Elections in Italy: Who spent the most money on Facebook ads?
With Italy’s general election just days away, the campaign has intensified, with parties holding rallies across the country.
Parties and candidates have also invested heavily in online advertisements, in addition to posters and street billboards.
A number of party leaders and candidates, including Silvio Berlusconi of Go Italy (Forza Italia), notably created Tik Tok accounts in the run-up to the election to attract young voters.
In Italy, the largest online audience is on Facebook, with around 38 million users, according to Statista.
Using Facebook’s own ad libraryEuronews investigated which parties and candidates spent the most money on Facebook Ads over the past 30 days, from August 22 to September 20.
The Brothers of Italy (Fratelli d’Italia) – led by Giorgia Meloni and currently leading in the polls – are the biggest spenders. The right-wing party spent €119,311 on 73 political ads on its official Facebook page, more than €43,000 more than any other party or organization.
After initially spending less than their political rivals, they have increased their spending online targeting voters in central and southern Italy.
Meloni, in particular, is one of the most followed Italian party leaders on Facebook (with over 2.4 million) and a further €21,411 was spent on Facebook ads on his own official page.
In total, Brothers of Italy has spent over €140.00 on Facebook ads in the last 30 days, more than humanitarian organizations such as Save the Children, Emergency and Unicef Italy.
The regions where all parties spent the most money on Facebook ads were Lombardy (€263,004), Sicily (€259,358) and Campania (€231,581).
Lombardy is the richest and by far the most populated region in Italy. Sicily and Campania, historically known for voting for right-wing parties, were overwhelmingly won by the Five Star Movement (M5S) in the last Italian elections in 2018.
Other members of the center-right coalition in Italy have also spent heavily on Facebook ads.

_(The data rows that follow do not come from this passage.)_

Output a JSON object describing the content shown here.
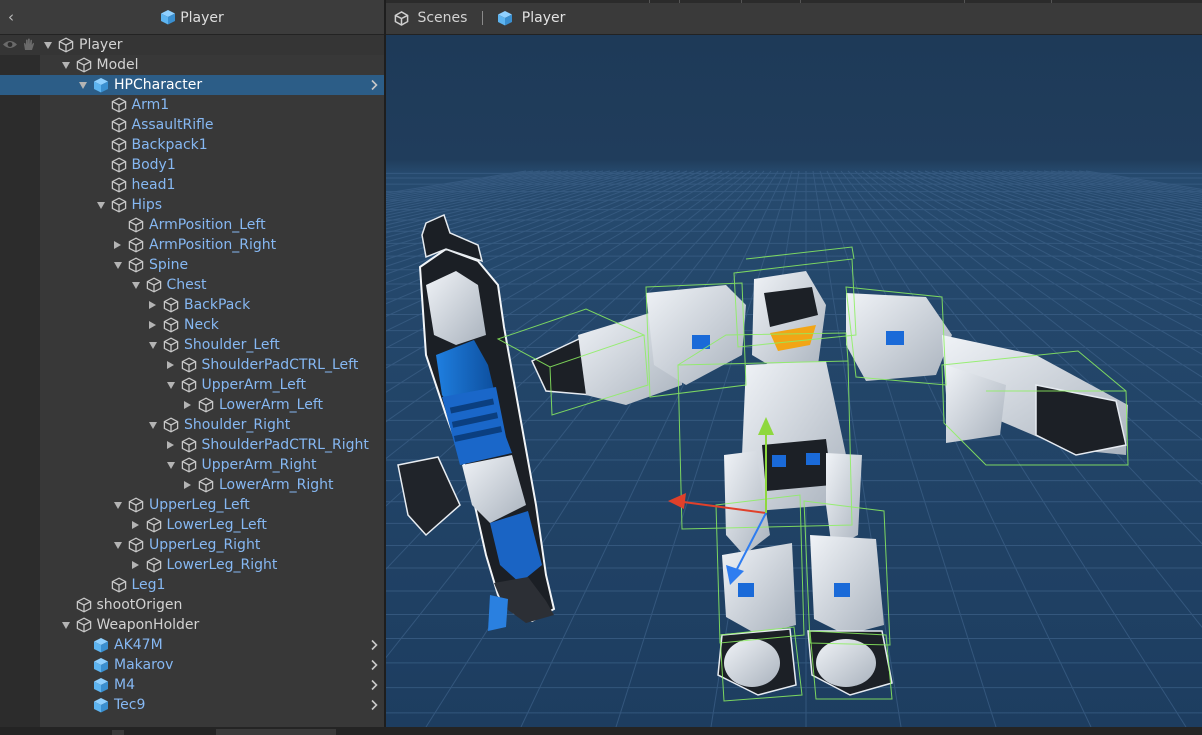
{
  "hierarchy": {
    "back_glyph": "‹",
    "title": "Player",
    "rows": [
      {
        "label": "Player",
        "kind": "plain",
        "depth": 0,
        "fold": "open",
        "icon": "cube-outline-icon"
      },
      {
        "label": "Model",
        "kind": "plain",
        "depth": 1,
        "fold": "open",
        "icon": "cube-outline-icon"
      },
      {
        "label": "HPCharacter",
        "kind": "prefab",
        "depth": 2,
        "fold": "open",
        "icon": "prefab-cube-icon",
        "selected": true,
        "openable": true
      },
      {
        "label": "Arm1",
        "kind": "prefab",
        "depth": 3,
        "fold": "none",
        "icon": "cube-outline-icon"
      },
      {
        "label": "AssaultRifle",
        "kind": "prefab",
        "depth": 3,
        "fold": "none",
        "icon": "cube-outline-icon"
      },
      {
        "label": "Backpack1",
        "kind": "prefab",
        "depth": 3,
        "fold": "none",
        "icon": "cube-outline-icon"
      },
      {
        "label": "Body1",
        "kind": "prefab",
        "depth": 3,
        "fold": "none",
        "icon": "cube-outline-icon"
      },
      {
        "label": "head1",
        "kind": "prefab",
        "depth": 3,
        "fold": "none",
        "icon": "cube-outline-icon"
      },
      {
        "label": "Hips",
        "kind": "prefab",
        "depth": 3,
        "fold": "open",
        "icon": "cube-outline-icon"
      },
      {
        "label": "ArmPosition_Left",
        "kind": "prefab",
        "depth": 4,
        "fold": "none",
        "icon": "cube-outline-icon"
      },
      {
        "label": "ArmPosition_Right",
        "kind": "prefab",
        "depth": 4,
        "fold": "closed",
        "icon": "cube-outline-icon"
      },
      {
        "label": "Spine",
        "kind": "prefab",
        "depth": 4,
        "fold": "open",
        "icon": "cube-outline-icon"
      },
      {
        "label": "Chest",
        "kind": "prefab",
        "depth": 5,
        "fold": "open",
        "icon": "cube-outline-icon"
      },
      {
        "label": "BackPack",
        "kind": "prefab",
        "depth": 6,
        "fold": "closed",
        "icon": "cube-outline-icon"
      },
      {
        "label": "Neck",
        "kind": "prefab",
        "depth": 6,
        "fold": "closed",
        "icon": "cube-outline-icon"
      },
      {
        "label": "Shoulder_Left",
        "kind": "prefab",
        "depth": 6,
        "fold": "open",
        "icon": "cube-outline-icon"
      },
      {
        "label": "ShoulderPadCTRL_Left",
        "kind": "prefab",
        "depth": 7,
        "fold": "closed",
        "icon": "cube-outline-icon"
      },
      {
        "label": "UpperArm_Left",
        "kind": "prefab",
        "depth": 7,
        "fold": "open",
        "icon": "cube-outline-icon"
      },
      {
        "label": "LowerArm_Left",
        "kind": "prefab",
        "depth": 8,
        "fold": "closed",
        "icon": "cube-outline-icon"
      },
      {
        "label": "Shoulder_Right",
        "kind": "prefab",
        "depth": 6,
        "fold": "open",
        "icon": "cube-outline-icon"
      },
      {
        "label": "ShoulderPadCTRL_Right",
        "kind": "prefab",
        "depth": 7,
        "fold": "closed",
        "icon": "cube-outline-icon"
      },
      {
        "label": "UpperArm_Right",
        "kind": "prefab",
        "depth": 7,
        "fold": "open",
        "icon": "cube-outline-icon"
      },
      {
        "label": "LowerArm_Right",
        "kind": "prefab",
        "depth": 8,
        "fold": "closed",
        "icon": "cube-outline-icon"
      },
      {
        "label": "UpperLeg_Left",
        "kind": "prefab",
        "depth": 4,
        "fold": "open",
        "icon": "cube-outline-icon"
      },
      {
        "label": "LowerLeg_Left",
        "kind": "prefab",
        "depth": 5,
        "fold": "closed",
        "icon": "cube-outline-icon"
      },
      {
        "label": "UpperLeg_Right",
        "kind": "prefab",
        "depth": 4,
        "fold": "open",
        "icon": "cube-outline-icon"
      },
      {
        "label": "LowerLeg_Right",
        "kind": "prefab",
        "depth": 5,
        "fold": "closed",
        "icon": "cube-outline-icon"
      },
      {
        "label": "Leg1",
        "kind": "prefab",
        "depth": 3,
        "fold": "none",
        "icon": "cube-outline-icon"
      },
      {
        "label": "shootOrigen",
        "kind": "plain",
        "depth": 1,
        "fold": "none",
        "icon": "cube-outline-icon"
      },
      {
        "label": "WeaponHolder",
        "kind": "plain",
        "depth": 1,
        "fold": "open",
        "icon": "cube-outline-icon"
      },
      {
        "label": "AK47M",
        "kind": "prefab",
        "depth": 2,
        "fold": "none",
        "icon": "prefab-cube-icon",
        "openable": true
      },
      {
        "label": "Makarov",
        "kind": "prefab",
        "depth": 2,
        "fold": "none",
        "icon": "prefab-cube-icon",
        "openable": true
      },
      {
        "label": "M4",
        "kind": "prefab",
        "depth": 2,
        "fold": "none",
        "icon": "prefab-cube-icon",
        "openable": true
      },
      {
        "label": "Tec9",
        "kind": "prefab",
        "depth": 2,
        "fold": "none",
        "icon": "prefab-cube-icon",
        "openable": true
      }
    ]
  },
  "scene": {
    "breadcrumb": {
      "scenes_label": "Scenes",
      "prefab_label": "Player"
    },
    "icons": [
      "unity-scenes-icon",
      "prefab-cube-icon"
    ]
  },
  "colors": {
    "panel_bg": "#383838",
    "selection": "#2c5d87",
    "prefab_text": "#86b8f3",
    "prefab_icon": "#5db4f0",
    "scene_bg": "#1f3a56",
    "grid_line": "#3b5f86",
    "bone_box": "#8cf060",
    "gizmo_x": "#e0402a",
    "gizmo_y": "#8ed83e",
    "gizmo_z": "#2f7df0"
  }
}
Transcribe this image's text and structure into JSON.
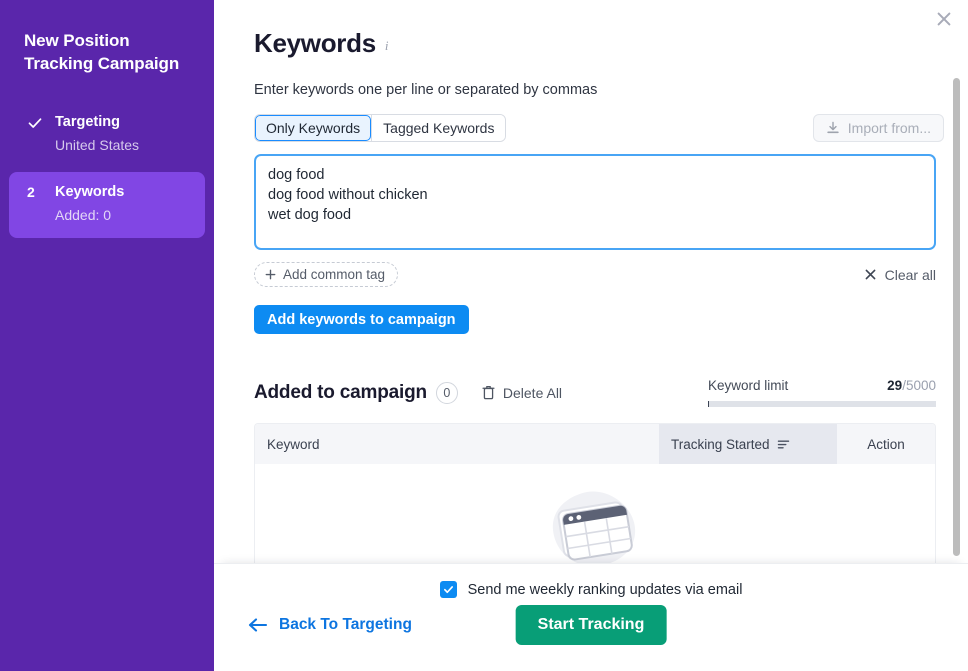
{
  "sidebar": {
    "title": "New Position Tracking Campaign",
    "steps": [
      {
        "marker": "check",
        "label": "Targeting",
        "sub": "United States",
        "active": false
      },
      {
        "marker": "2",
        "label": "Keywords",
        "sub": "Added: 0",
        "active": true
      }
    ]
  },
  "header": {
    "title": "Keywords",
    "info_icon": "i",
    "close_icon": "close-icon"
  },
  "main": {
    "helper_text": "Enter keywords one per line or separated by commas",
    "tabs": [
      {
        "label": "Only Keywords",
        "active": true
      },
      {
        "label": "Tagged Keywords",
        "active": false
      }
    ],
    "import_button": {
      "label": "Import from...",
      "icon": "download-icon",
      "disabled": true
    },
    "keyword_textarea": {
      "value": "dog food\ndog food without chicken\nwet dog food",
      "placeholder": "Enter keywords one per line or separated by commas"
    },
    "add_common_tag_label": "Add common tag",
    "add_common_tag_icon": "plus-icon",
    "clear_all_label": "Clear all",
    "clear_all_icon": "close-icon",
    "add_keywords_button": "Add keywords to campaign"
  },
  "added_section": {
    "title": "Added to campaign",
    "count": "0",
    "delete_all_label": "Delete All",
    "delete_all_icon": "trash-icon",
    "keyword_limit_label": "Keyword limit",
    "keyword_limit_used": "29",
    "keyword_limit_total": "/5000",
    "keyword_limit_percent": 0.58
  },
  "table": {
    "columns": [
      {
        "label": "Keyword",
        "sortable": false
      },
      {
        "label": "Tracking Started",
        "sortable": true,
        "sort_icon": "sort-icon"
      },
      {
        "label": "Action",
        "sortable": false
      }
    ],
    "rows": [],
    "empty_illustration": "empty-table-illustration"
  },
  "footer": {
    "weekly_updates_label": "Send me weekly ranking updates via email",
    "weekly_updates_checked": true,
    "back_label": "Back To Targeting",
    "back_icon": "arrow-left-icon",
    "start_label": "Start Tracking"
  },
  "colors": {
    "sidebar_purple": "#5a26ab",
    "sidebar_active": "#8146e4",
    "primary_blue": "#0d8bf2",
    "focus_blue": "#48a5f5",
    "start_green": "#089e77",
    "link_blue": "#0d75e0"
  }
}
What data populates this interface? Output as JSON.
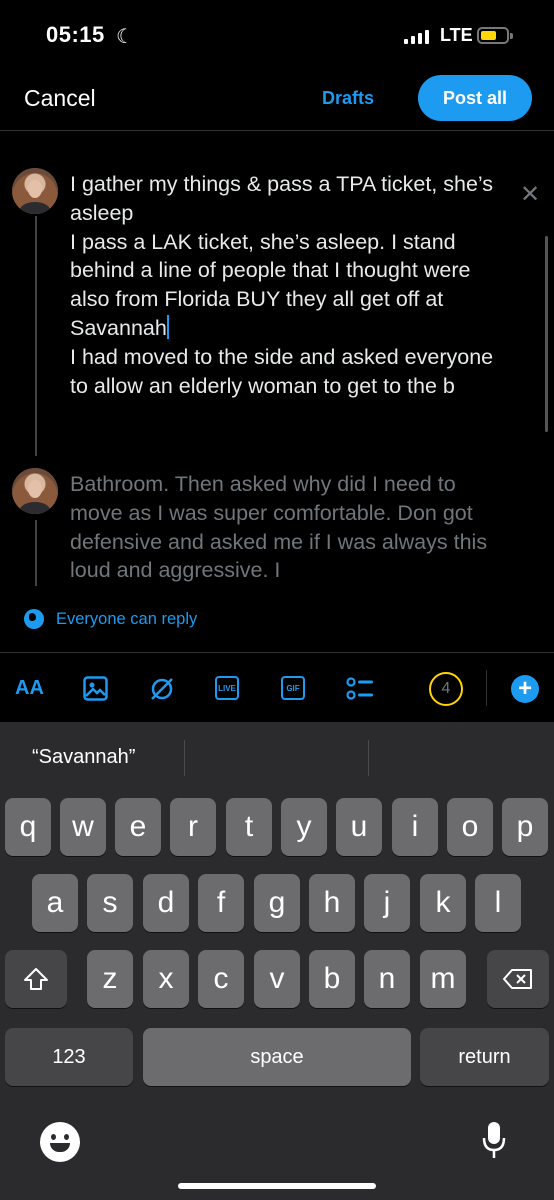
{
  "status_bar": {
    "time": "05:15",
    "network": "LTE"
  },
  "header": {
    "cancel_label": "Cancel",
    "drafts_label": "Drafts",
    "post_label": "Post all"
  },
  "thread": {
    "tweet1_text": "I gather my things & pass a TPA ticket, she’s asleep\nI pass a LAK ticket, she’s asleep. I stand behind a line of people that I thought were also from Florida BUY they all get off at Savannah",
    "tweet1_text_after_cursor": "\nI had moved to the side and asked everyone to allow an elderly woman to get to the b",
    "tweet2_text": "Bathroom. Then asked why did I need to move as I was super comfortable. Don got defensive and asked me if I was always this loud and aggressive. I"
  },
  "reply_setting": {
    "label": "Everyone can reply"
  },
  "toolbar": {
    "text_format_label": "AA",
    "live_label": "LIVE",
    "gif_label": "GIF",
    "thread_count": "4",
    "add_label": "+"
  },
  "keyboard": {
    "suggestion": "“Savannah”",
    "row1": [
      "q",
      "w",
      "e",
      "r",
      "t",
      "y",
      "u",
      "i",
      "o",
      "p"
    ],
    "row2": [
      "a",
      "s",
      "d",
      "f",
      "g",
      "h",
      "j",
      "k",
      "l"
    ],
    "row3": [
      "z",
      "x",
      "c",
      "v",
      "b",
      "n",
      "m"
    ],
    "numbers_label": "123",
    "space_label": "space",
    "return_label": "return"
  },
  "colors": {
    "accent": "#1d9bf0",
    "counter_ring": "#ffd400",
    "battery": "#ffd60a"
  }
}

While the official League page only invested €6,000, the official page and its leader Matteo Salvini spent €62,655 on advertising alone. Salvini is Italy’s most followed politician on Facebook and regularly spends money on online advertisements.
Severino Nappi, regional councilor for Salvini’s party in Campania, has also spent €25,987 since August 22.
Similarly, Forza Italia spent five times more money on advertisements for its leader Berlusconi than on advertising on the party’s official page.
Meanwhile, Coraggio Italia – member of the Us Moderates group – has spent €59,305 on ads in the last 30 days
In total, the centre-right coalition spent more than €292,000 on Facebook ads on the official pages of their parties or party leaders.
On the other hand, the centre-left coalition invested around half as much over the same period (less than €149,000).
The More Europe (+E) party was the centre-left coalition’s biggest spender with €57,234, while the Democratic Party (PD) invested a total of just €46,540 and no money at all on the Facebook page of its chef Enrico Letta.
Among the leaders of the major Italian parties, Letta has the fewest Facebook followers.
However, an unofficial Facebook page for PD supporters spent an additional €27,603 on 8 Facebook ads in the past 30 days, while a PD candidate, Antonio Misiani, spent an additional €13,006 on online advertising on Facebook.
Luigi di Maio’s center-right Civic Movement (IC) and Giuseppe Conte’s populist M5S spent far more money advertising on their leader’s Facebook pages than on their own.
In fact, the Five Star Movement official page has not invested in ads for the past 90 days.
Meanwhile, Italexit leader — Gianluigi Paragone — whose party has no official Facebook page, has spent €7,364 on ads over the past 30 days.
The Italian Data Protection Agency recently asked Facebook to clarify its information campaign that targets potential Italian voters.
Meta says the initiative aims to counter interference and remove content that discourages voting, working with independent fact-checking organizations.
The social network will have to provide “detailed information” about its data processing methods to ensure the initiative only affects users aged 18 and over, the watchdog said.
A spokesperson for Meta said the company’s Italian election tools have been “expressly designed to respect user privacy” and comply with strict EU data protection rules (GDPR).
“We are cooperating with the Italian Data Protection Authority to explain how we are working to help protect the integrity of the Italian election and to connect people with reliable election information from the Ministry of Interior,” added the spokesperson.